Darkstar vs. Dark Star
X-Men vs. Avengers #1-4
Magneto’s narrative milestones
Dr. Anthony Druid
A most peculiar meteor
The Soviet Super Soldiers
The Titanium Man / Gremlin
Floridian vs. Australian fauna
Dock parties with the X-Men
Secrets of Asteroid M
The drinking rules of costume semi-destruction
The Laws of the Sea
Why you should put your multi-team brawls on a boat
An abrupt creative shift
Several miracles of magnetism
An ethical dilemma
The (other) trial of Magneto
Magneto heel turns
Picking which tie-ins to read
The Secret Convergence on Infinite Podcasts
NEXT EPISODE: Warlock vs. the Impossible Man!
You can find a visual companion to this episode on our blog!
In which X-Tinction Agenda goes out with a fizzle, Years of Future Past goes out with a TIGER, and Secret Wars continues to careen merrily toward its end!
X-Tinction Agenda #4 (00:33)
Years of Future Past #5 (02:39)
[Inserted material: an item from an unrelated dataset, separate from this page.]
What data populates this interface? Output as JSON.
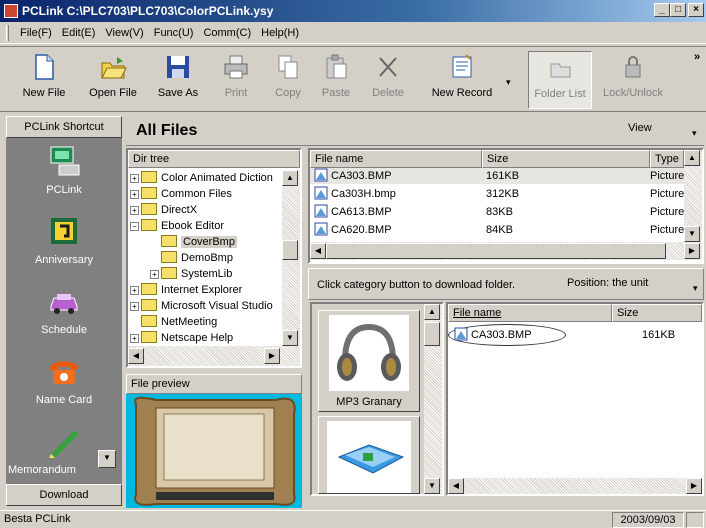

Pick of the Week: Captain Marvel and the Carol Corps #5 (05:19)
Rachel and Miles X-Plain the X-Men is 100% ad-free and listener supported. These video reviews–and everything else here–are made possible by the support of our Patreon subscribers. If you want to help support the podcast–and unlock more cool stuff–you can do that right here!
Remember being fourteen? (And also a mutant superhero?) (New Mutants #36)
Damnit, Beyonder. (New Mutants #36)
Hey, look! It’s a literal derailment in the middle of a metaphorical derailment! (New Mutants #36)
Don’t you hate it when your best friend’s soul gets split by a cosmic force and suddenly you’re stuck with her eldritch armor, weapon, and amulet, when all you really wanted was a library book? Yeah, us, too. (New Mutants #36)
Not even being brainwashed and absorbed into a cosmic hive-mind can come between Cannonball and his classic science fiction allusions. (New Mutants #36)
Aw, Illyana. (New Mutants #36)
This cover = Rachel’s definitive Beyonder. (New Mutants #37)
The New Mutants have the best incidental moments by a wide margin. (New Mutants #37)
Seriously: WHO THE HELL IS THAT ABOVE RAHNE? (New Mutants #37)
Relevant metaphor is relevant. (New Mutants #37)
THE BEYONDER IS A DICK. (New Mutants #37)
THAT IS NO EXCUSE. (New Mutants #37)
The Beyonder comes off as a petulant child in a lot of Secret Wars, but in New Mutants, he’s legitimately terrifying. (New Mutants #37)
Headcanon: In Marvel Asgard, there is at least one legit full-length saga about this storyline, focused on Dani. (New Mutants #37)
This cover. This scene. This series. (New Mutants #38)
Of all the scenes in all the issues of New Mutants, NONE has ever stuck with Rachel as hard as this one. (New Mutants #38)
Aw, kids. (New Mutants #38)
YES (New Mutants #38)
Is there a better pep talk than a pep talk from FROG THOR? We think not. (New Mutants #38)
Warlock, you delightful scamp! (New Mutants #38)
Empath is the worst ever forever. (New Mutants #38)
That “Next Issue” blurb, tho. (New Mutants #38)
Another memorable cover. (New Mutants #39)
Aw, man. (New Mutants #39)
Sadneto. (New Mutants #39)
Keith Pollard’s Emma is so good. (New Mutants #39)
It just DOES NOT STOP SUCKING to be Tom and Sharon. (New Mutants #39)
Madneto! (New Mutants #39)
Emma Frost, you sneaky person! (New Mutants #39)
WARLOCK IS THE BLACKBIRD. YOUR ARGUMENT IS INVALID. (New Mutants #40)
Magneto is trying so hard to be the man he promised Xavier he’d be. Poor guy. (New Mutants #40)
Really, Cap? Really? You gonna go there? (New Mutants #40)
Teacher Magneto might be the best Magneto. Definitely one of the most critically unremembered and underused. (New Mutants #40)
Aw, New Mutants. (New Mutants #40)
The perfect Emma Frost moment. (New Mutants #40)
Next Week: Angel in tiny briefs (more) (again), too much Tower, and the dubious debut of Apocalypse!
LINKS AND FURTHER READING:
Yaybo! Marvel Unlimited added New Mutants #36-40 just in time for this episode (starting here)!
In terms of formative influence, Kyle Baker’s Why I Hate Saturn was basically Rachel’s third parent.